(Supplied data begins)

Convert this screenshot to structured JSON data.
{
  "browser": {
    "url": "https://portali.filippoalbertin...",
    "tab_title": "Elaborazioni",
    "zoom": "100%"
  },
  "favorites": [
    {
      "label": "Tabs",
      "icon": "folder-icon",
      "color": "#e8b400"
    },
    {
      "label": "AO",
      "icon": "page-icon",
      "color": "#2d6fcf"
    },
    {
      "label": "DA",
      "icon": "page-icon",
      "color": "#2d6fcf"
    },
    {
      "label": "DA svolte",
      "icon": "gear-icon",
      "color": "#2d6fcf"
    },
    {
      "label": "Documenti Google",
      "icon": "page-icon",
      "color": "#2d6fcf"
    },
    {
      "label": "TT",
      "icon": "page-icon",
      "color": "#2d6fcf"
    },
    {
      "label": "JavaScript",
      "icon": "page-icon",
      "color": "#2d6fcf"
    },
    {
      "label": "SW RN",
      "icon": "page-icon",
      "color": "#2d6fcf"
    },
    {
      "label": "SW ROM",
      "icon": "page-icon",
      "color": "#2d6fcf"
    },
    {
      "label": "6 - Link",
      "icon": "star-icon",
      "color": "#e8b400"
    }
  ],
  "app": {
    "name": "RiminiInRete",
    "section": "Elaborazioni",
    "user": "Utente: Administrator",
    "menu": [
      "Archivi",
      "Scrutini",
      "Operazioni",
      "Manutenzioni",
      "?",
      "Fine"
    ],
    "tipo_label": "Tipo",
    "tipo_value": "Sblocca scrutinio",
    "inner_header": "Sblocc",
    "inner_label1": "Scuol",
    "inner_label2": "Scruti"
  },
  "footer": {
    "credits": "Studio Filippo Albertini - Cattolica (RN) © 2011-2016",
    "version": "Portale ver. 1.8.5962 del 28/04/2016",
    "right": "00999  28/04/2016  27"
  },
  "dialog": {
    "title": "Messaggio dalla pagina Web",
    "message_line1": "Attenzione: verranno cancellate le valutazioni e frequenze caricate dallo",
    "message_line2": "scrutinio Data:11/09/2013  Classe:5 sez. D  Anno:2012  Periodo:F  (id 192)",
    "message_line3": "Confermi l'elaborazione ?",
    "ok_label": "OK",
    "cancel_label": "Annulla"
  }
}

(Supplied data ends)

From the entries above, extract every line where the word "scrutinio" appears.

    "tipo_value": "Sblocca scrutinio",
    "message_line2": "scrutinio Data:11/09/2013  Classe:5 sez. D  Anno:2012  Periodo:F  (id 192)",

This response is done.